WORK INSTRUCTION:
Scan the listing below for the word "Center" and copy every line where it occurs.

RECORD EXTRACTS:
========================================
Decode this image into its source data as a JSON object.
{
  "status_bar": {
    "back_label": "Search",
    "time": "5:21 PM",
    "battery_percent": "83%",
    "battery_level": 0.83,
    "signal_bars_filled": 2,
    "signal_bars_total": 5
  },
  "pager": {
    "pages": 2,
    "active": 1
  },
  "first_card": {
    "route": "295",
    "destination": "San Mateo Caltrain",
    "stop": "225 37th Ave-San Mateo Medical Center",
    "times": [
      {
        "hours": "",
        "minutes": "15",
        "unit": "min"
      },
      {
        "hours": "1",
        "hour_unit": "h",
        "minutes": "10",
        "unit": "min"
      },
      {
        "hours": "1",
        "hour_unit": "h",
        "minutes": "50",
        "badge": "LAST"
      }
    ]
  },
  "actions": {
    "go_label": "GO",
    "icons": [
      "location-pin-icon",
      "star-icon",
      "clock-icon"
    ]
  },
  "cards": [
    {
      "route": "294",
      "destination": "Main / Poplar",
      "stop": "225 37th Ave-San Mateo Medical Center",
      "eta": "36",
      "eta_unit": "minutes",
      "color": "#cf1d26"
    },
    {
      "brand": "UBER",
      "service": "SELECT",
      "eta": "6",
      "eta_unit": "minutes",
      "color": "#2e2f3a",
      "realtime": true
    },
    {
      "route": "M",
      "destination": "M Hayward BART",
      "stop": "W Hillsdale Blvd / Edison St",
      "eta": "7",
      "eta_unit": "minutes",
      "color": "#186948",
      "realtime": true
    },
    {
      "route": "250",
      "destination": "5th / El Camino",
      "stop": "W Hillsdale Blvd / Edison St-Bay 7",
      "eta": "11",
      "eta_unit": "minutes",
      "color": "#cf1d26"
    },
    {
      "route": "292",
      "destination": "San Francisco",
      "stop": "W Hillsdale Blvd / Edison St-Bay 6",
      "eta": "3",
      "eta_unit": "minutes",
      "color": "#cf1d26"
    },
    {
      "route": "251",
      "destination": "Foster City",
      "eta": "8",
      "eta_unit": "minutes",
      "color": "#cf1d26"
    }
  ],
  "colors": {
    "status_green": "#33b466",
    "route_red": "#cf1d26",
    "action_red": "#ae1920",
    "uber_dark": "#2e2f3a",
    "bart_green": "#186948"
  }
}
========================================
RESULT:
    "stop": "225 37th Ave-San Mateo Medical Center",
      "stop": "225 37th Ave-San Mateo Medical Center",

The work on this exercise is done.